This is the kind of content you should be creating to get more web design clients

Here’s exactly what to create

I constantly tell freelancers that creating content is the key to winning in the web design business.

Content is how you get attention, it’s how you build trust, it’s how you get clients without spending years “networking” or “building your reputation”.

You can start building your reputation today by creating content.

But, you should have a strategy to how you go about creating that content and you should build certain content first, second, third, etc. In fact, I have a very specific pattern I follow for any product/service I sell.

So, here’s the pattern you should follow when creating your content:

Sales Content

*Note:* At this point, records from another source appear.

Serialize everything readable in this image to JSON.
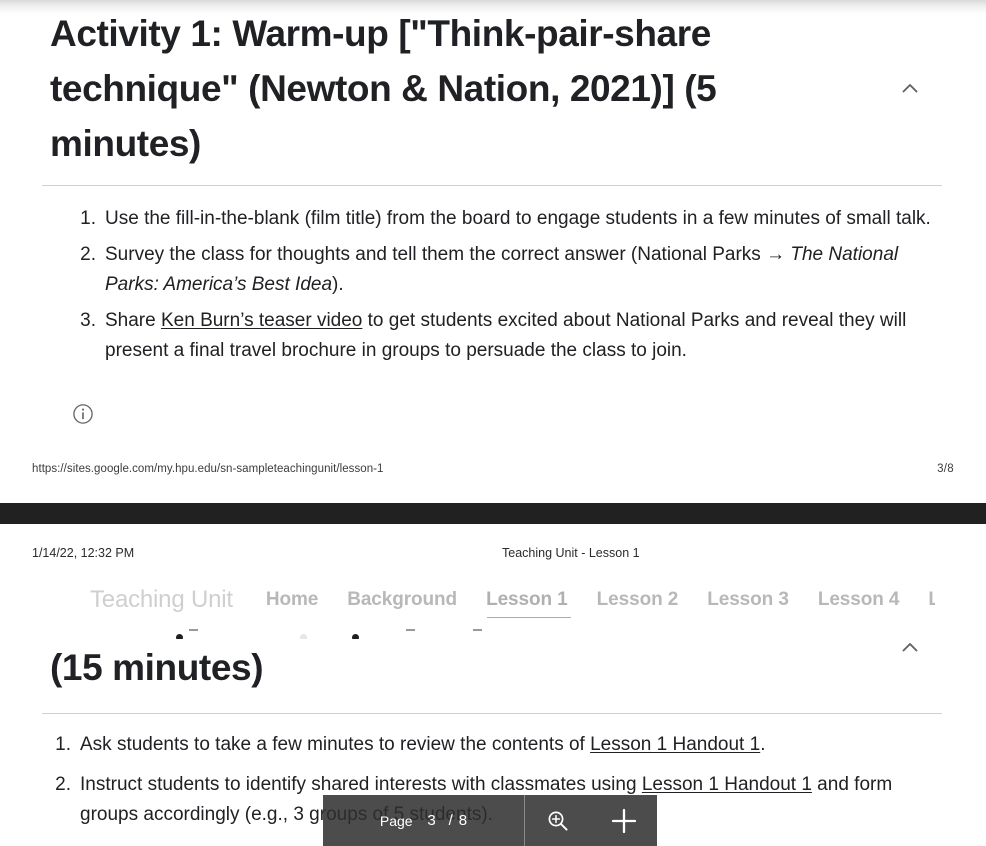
{
  "document": {
    "page_upper": {
      "heading": "Activity 1: Warm-up [\"Think-pair-share technique\" (Newton & Nation, 2021)] (5 minutes)",
      "collapse_icon": "chevron-up-icon",
      "info_icon": "info-circle-icon",
      "list": [
        {
          "marker": "1.",
          "segments": [
            {
              "text": "Use the fill-in-the-blank (film title) from the board to engage students in a few minutes of small talk.",
              "style": "plain"
            }
          ]
        },
        {
          "marker": "2.",
          "segments": [
            {
              "text": "Survey the class for thoughts and tell them the correct answer (National Parks → ",
              "style": "plain"
            },
            {
              "text": "The National Parks: America’s Best Idea",
              "style": "italic"
            },
            {
              "text": ").",
              "style": "plain"
            }
          ]
        },
        {
          "marker": "3.",
          "segments": [
            {
              "text": "Share ",
              "style": "plain"
            },
            {
              "text": "Ken Burn’s teaser video",
              "style": "link"
            },
            {
              "text": " to get students excited about National Parks and reveal they will present a final travel brochure in groups to persuade the class to join.",
              "style": "plain"
            }
          ]
        }
      ],
      "footer": {
        "url": "https://sites.google.com/my.hpu.edu/sn-sampleteachingunit/lesson-1",
        "page_label": "3/8"
      }
    },
    "page_lower": {
      "print_header": {
        "date": "1/14/22, 12:32 PM",
        "title": "Teaching Unit - Lesson 1"
      },
      "site_nav": {
        "brand": "Teaching Unit",
        "items": [
          {
            "label": "Home",
            "active": false
          },
          {
            "label": "Background",
            "active": false
          },
          {
            "label": "Lesson 1",
            "active": true
          },
          {
            "label": "Lesson 2",
            "active": false
          },
          {
            "label": "Lesson 3",
            "active": false
          },
          {
            "label": "Lesson 4",
            "active": false
          },
          {
            "label": "L",
            "active": false
          }
        ],
        "active_underline_color": "#ef8f8f"
      },
      "collapse_icon": "chevron-up-icon",
      "heading": "(15 minutes)",
      "list": [
        {
          "marker": "1.",
          "segments": [
            {
              "text": "Ask students to take a few minutes to review the contents of ",
              "style": "plain"
            },
            {
              "text": "Lesson 1 Handout 1",
              "style": "link"
            },
            {
              "text": ".",
              "style": "plain"
            }
          ]
        },
        {
          "marker": "2.",
          "segments": [
            {
              "text": "Instruct students to identify shared interests with classmates using ",
              "style": "plain"
            },
            {
              "text": "Lesson 1 Handout 1",
              "style": "link"
            },
            {
              "text": " and form groups accordingly (e.g., 3 groups of 5 students).",
              "style": "plain"
            }
          ]
        }
      ]
    }
  },
  "toolbar": {
    "page_label": "Page",
    "current_page": "3",
    "separator": "/",
    "total_pages": "8",
    "zoom_in_icon": "magnifier-plus-icon",
    "add_icon": "plus-icon",
    "background_color": "#2f2f2f"
  },
  "colors": {
    "page_gap": "#212121",
    "body_text": "#202124",
    "nav_inactive": "#b8b8b8",
    "nav_brand": "#cfcfcf",
    "accent": "#ef8f8f"
  }
}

Despite all the feel-good stuff I advise about creating content and building trust, etc (which is all 100% legit)… at the end of the day you’re still selling shit. So, you need to sell it! And, you need to create this content first because you need to have the ability to earn from everything else you’re doing.

For web designers, this would be your services pages, your portfolio, your testimonials, etc. Build ALL of this stuff first before you do anything else. The last thing you want is a ton of traffic flooding to a store with the front doors locked.

Branding Content

Next, you need to build the content that tells your story. This is the content that takes people beyond a simple transactional relationship with you and generates loyalty to you and your brand.

There’s a lot to say about branding, but start with who you are, what you stand for, and how you can help. Make sure that the answers to those questions are unique and better in some way. The last thing you want is to blend in with everybody else.

Topical Content

This is the bulk of the content you’ll create and your clients will interact with. It’s your “how to” video on YouTube that introduces potential clients to you and begins generating trust. It’s what I’m doing with this post.

Doing this is really simple. Figure out what topics your market is interested in and create content around those topics. This is why I have 100+ YouTube videos… the majority of which are about technical topics like HTML, CSS, PHP, etc. Because my potential clients are often searching for those answers.

Interest Content

Here’s where you begin to attack your market’s broader interests. As Gary Vaynerchuck says, everybody is a media company. So, if you’re a consultant to lawyers and you know the majority of lawyers like to golf… you’d create a golf blog. Then, stick an ad for your consulting services on your pages.

You’re attracting the same prospects but from a different angle.

High Concept Content

High concept means something that can be communicated simply and appeals to base emotions. Your high concept content is about mass appeal. Think Super Bowl ad.

The key here is to communicate your core value proposition in as simple terms as you can.

For a lot of web designers, you’ll never get to steps 4 and 5… and that’s frankly just fine. But, the first three are mandatory. Fortunately for you and me so few web designers ever really nail all three so if you do, you’ll be miles ahead.

Thanks for reading! If you know someone who need some clarity on what kind of content they should be creating, be sure to send them here.

John Morris is a freelance web design strategist who helps web designers and developers with BOTH: 1) how to code and 2) how to market yourself so you can learn the technical skills you need and turn those skills into a full-time coding career.

Download my 7 Strategies to Turn Your Code Into Cash cheat sheet to learn how to start monetizing your coding skills.